Incredibly, amid the Kylie phenomenon, Stock Aitken Waterman also had hits with Mel & Kim, Sinitta, Rick Astley, Bananarama, Hazell Dean and Brother Beyond. They were known as the ‘Hit Factory’ and BBC radio ran a recent programme with that title in its Reunion series, which is still available on BBC iPlayer. Donovan had also reached the top 5 with ‘Nothing Can Divide Us’, so the pairing of the Neighbours duo in ‘Especially for You’ was a sure-fire hit.

The single was pitched into a battle for the lucrative Christmas number 1 against Cliff Richard’s ‘Mistletoe and Wine’ – 1950s rock ‘n’ roller versus 1980s soap stars.

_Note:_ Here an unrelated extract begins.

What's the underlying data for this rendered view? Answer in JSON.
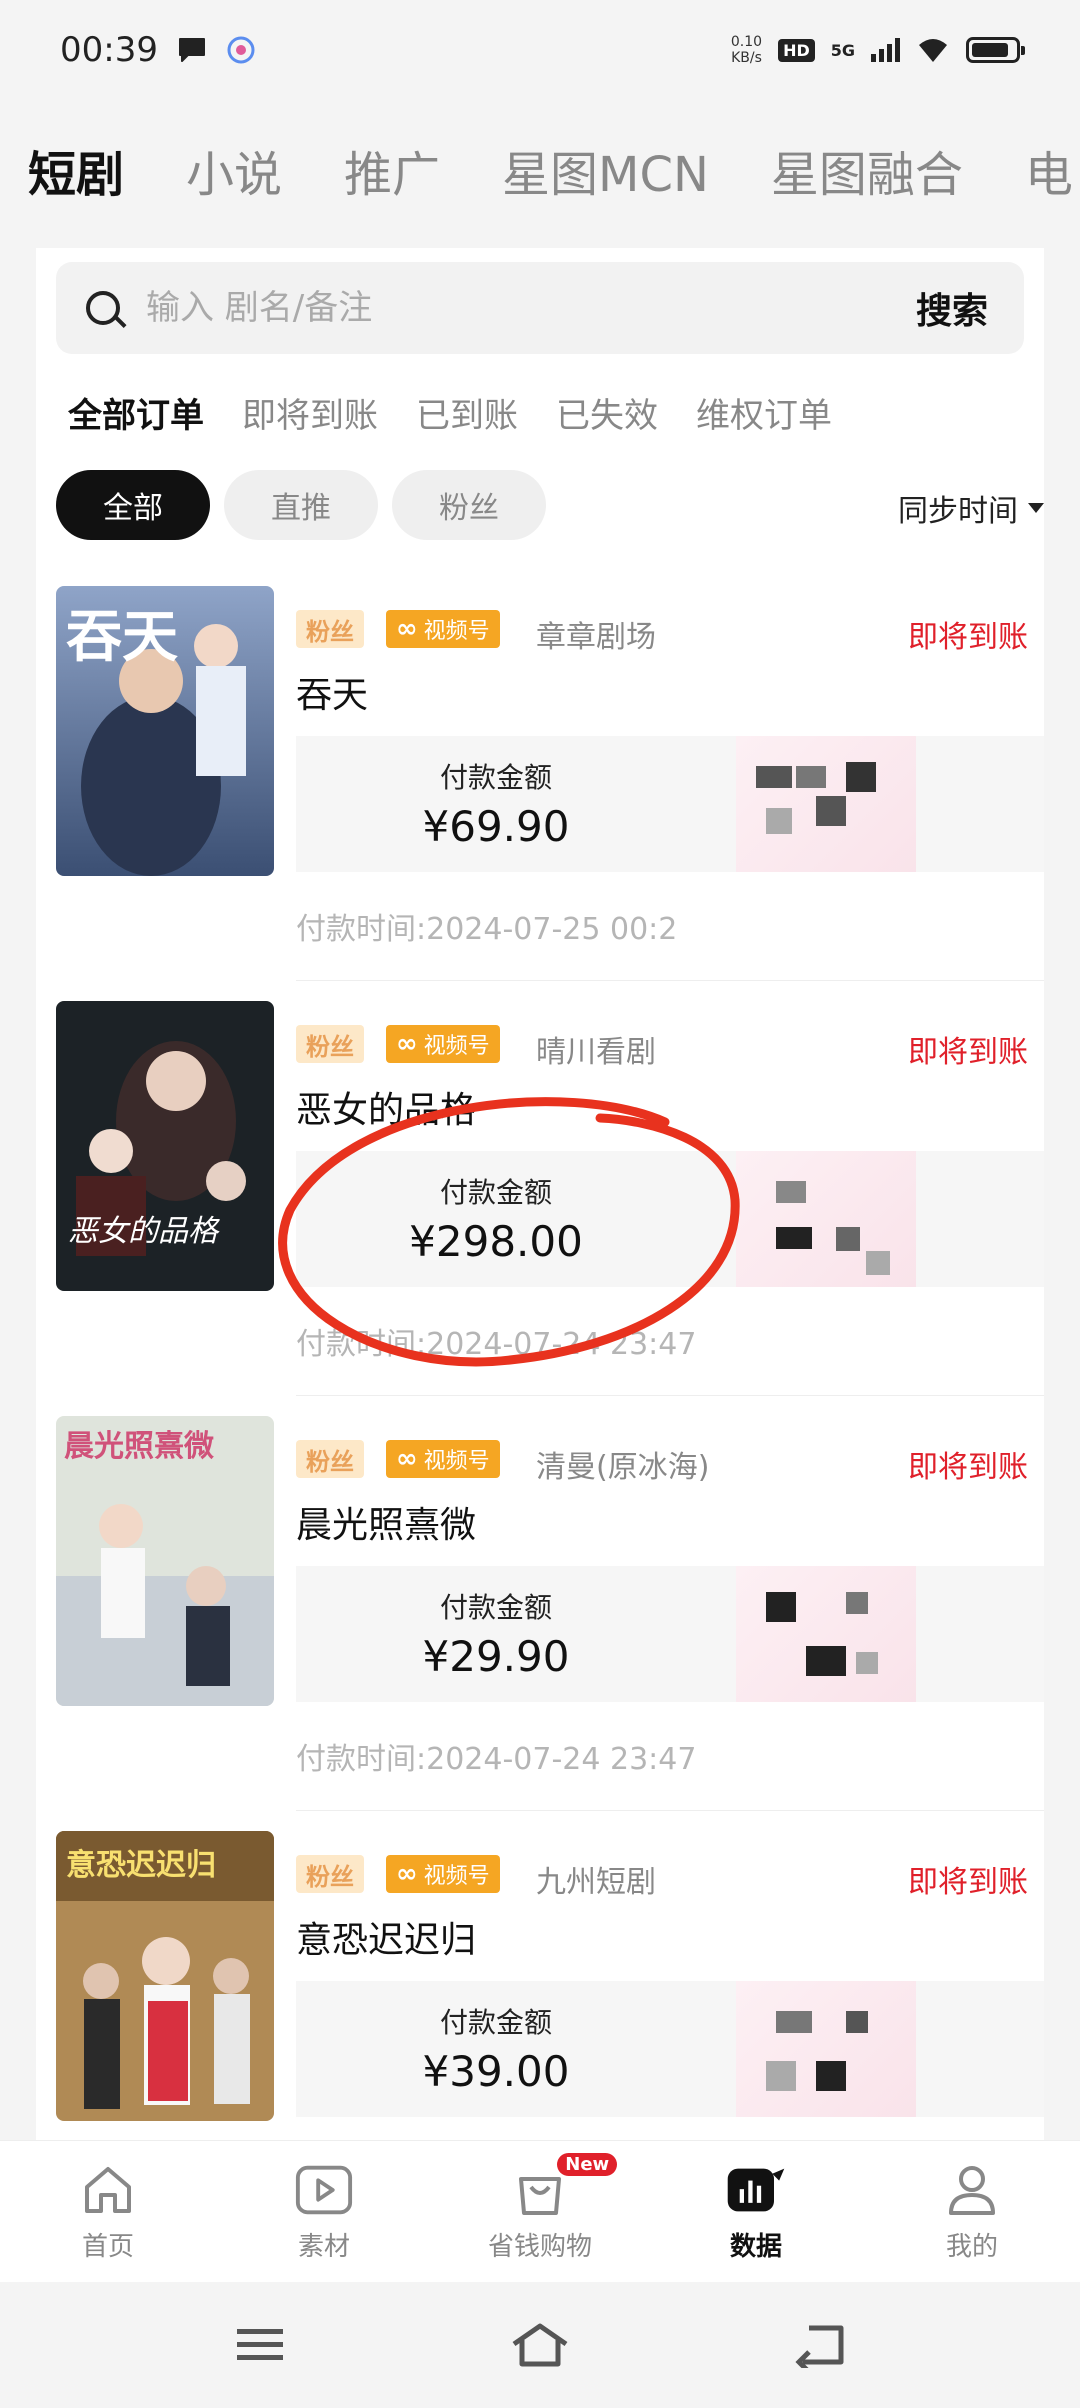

However, even though the release of  ‘Especially for You’ coincided with Kylie and Jason’s on-screen Neighbours wedding, the pop veteran who had seen his first hit in 1958 with ‘Move It’ won out with the biggest-selling song of 1988. However, ‘Especially for You’ did top the charts in the new year.

The Guardian has listed Donovan as one of its ‘pop casualties of the 1980s’, saying:

Before [in their Neighbours hey-day, with a cheesy photo of him with Kylie]: He was Scott to Kylie’s Charlene in the Aussie soap in the 80s, and later her boyfriend in real life. In 1990 he won Best Male Solo Singer and Worst Male Solo Singer at the Smash Hits Awards.
After [2000, with shaven-headed photo]: He is now a father of two and reportedly has found happiness with long-term girlfriend Angela Balloch.

Smash Hits may be gone – sales were down to 120,000 copies an issue when it closed in 2006 – but it is not forgotten. There are even two books about it – the 2006 Best of Smash Hits by former editor Mark Frith, and Pop Life (2011) by three former writers and editors of the Australia edition. The best-selling issue in Oz was also in 1988, with a Bon Jovi cover for the 30 November issue. That sold 150,000 copies.

Profile of British music magazines 

British teen magazines